Mint » Iced tea and mint juleps are just a snip away—in a pot on the patio. Mint prefers moist, rich soil; growing it in a pot keeps its rambunctious nature under control. Besides pepper- and spearmint, there are lemon, pineapple, and chocolate mint, all readily available at garden centers.

Raspberries » In the garden, raspberries grow on canes up to 8 feet tall; container varieties stay 4 feet and under. Varieties include red “Raspberry Shortcake” (Raintree) and purple “Glencoe” (Burpee)—both thornless—and the thorny but luscious “Fall Gold” (Peaceful Valley).

What You Container Plants Want
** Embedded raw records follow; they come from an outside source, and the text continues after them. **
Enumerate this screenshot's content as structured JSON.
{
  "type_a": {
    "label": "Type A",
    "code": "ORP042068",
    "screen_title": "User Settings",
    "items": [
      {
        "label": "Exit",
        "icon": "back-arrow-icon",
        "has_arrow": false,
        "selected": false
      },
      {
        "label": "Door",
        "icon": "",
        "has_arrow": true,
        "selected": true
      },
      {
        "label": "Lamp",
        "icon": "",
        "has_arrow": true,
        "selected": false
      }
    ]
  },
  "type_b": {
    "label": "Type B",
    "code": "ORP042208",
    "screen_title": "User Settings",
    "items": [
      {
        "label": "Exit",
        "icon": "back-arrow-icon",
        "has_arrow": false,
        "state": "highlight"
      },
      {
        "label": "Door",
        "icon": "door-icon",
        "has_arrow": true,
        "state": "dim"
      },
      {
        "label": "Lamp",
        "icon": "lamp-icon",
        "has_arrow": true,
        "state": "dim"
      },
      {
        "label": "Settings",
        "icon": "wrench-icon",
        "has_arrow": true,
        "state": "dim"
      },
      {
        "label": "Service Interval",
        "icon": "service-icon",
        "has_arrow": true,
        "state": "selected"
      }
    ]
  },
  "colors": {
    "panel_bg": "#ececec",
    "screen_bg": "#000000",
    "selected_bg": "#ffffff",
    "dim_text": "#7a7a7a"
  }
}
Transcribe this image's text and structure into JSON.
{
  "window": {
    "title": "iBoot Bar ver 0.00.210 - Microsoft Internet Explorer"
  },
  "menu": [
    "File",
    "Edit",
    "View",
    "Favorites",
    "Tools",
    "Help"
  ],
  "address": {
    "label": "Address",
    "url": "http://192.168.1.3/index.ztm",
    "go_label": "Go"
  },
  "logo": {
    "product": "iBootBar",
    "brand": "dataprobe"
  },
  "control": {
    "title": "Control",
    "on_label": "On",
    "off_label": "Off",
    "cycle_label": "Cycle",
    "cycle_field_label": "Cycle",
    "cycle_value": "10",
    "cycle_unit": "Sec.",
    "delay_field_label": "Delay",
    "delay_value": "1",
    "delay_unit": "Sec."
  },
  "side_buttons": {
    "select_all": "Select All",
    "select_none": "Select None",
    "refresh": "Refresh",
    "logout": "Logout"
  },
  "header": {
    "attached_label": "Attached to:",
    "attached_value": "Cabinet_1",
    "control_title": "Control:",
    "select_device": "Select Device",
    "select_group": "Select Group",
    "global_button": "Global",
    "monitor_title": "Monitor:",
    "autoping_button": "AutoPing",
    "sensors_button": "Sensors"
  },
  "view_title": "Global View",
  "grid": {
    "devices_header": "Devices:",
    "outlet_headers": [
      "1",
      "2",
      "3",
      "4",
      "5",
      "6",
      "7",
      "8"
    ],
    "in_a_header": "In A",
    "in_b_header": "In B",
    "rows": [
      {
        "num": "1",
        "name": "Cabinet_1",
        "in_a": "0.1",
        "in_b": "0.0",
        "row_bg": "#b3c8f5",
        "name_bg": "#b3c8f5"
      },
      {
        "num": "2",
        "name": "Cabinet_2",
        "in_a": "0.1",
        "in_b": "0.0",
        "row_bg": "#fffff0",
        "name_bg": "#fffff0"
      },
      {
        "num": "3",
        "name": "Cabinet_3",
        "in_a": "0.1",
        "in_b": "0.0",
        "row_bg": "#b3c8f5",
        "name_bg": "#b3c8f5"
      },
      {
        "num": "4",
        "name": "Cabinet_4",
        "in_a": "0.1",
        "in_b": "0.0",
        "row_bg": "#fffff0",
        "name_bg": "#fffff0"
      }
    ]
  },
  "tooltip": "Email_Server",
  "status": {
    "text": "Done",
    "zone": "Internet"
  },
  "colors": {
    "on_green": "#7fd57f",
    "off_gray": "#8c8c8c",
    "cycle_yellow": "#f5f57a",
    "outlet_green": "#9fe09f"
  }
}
Room for roots » Almost anything can be a pot in your container garden, as long as it’s large, has drainage holes, and isn’t made from (or once held) anything toxic. Start at 12 to 14 inches in diameter and 14 inches deep for a single plant, and go up from there. Planters on wheels or plant caddies make heavy containers easier to move.

The right soil » Not garden soil, which is too dense, but a porous organic potting mix made for large containers. Look for mixes made with coir (coconut-husk fiber) and amended with compost or other organic matter, which provides good drainage while conserving moisture.

Plenty of water » Potting mix dries out quickly: Water consistently, and never let containers dry out completely. If it’s hot or hasn’t rained, you might need to water once or even twice a day. Water until it runs out of the drainage holes. Don’t let a pot stand in water. In arid climates, drip irrigation is a time- and water-saver.

Enough light » Blueberries, raspberries, hot peppers, and cucumbers need eight hours of sunlight a day for an appreciable yield. Mint can get by with less. Also, make sure there is good air circulation around the pots—smart advice for any plant growing in a container.

Faithful feeding » Most potting soils contain few nutrients, so fertilizing plants is a must. Use a diluted, water-soluble fertilizer like seaweed emulsion, according to the directions on the label.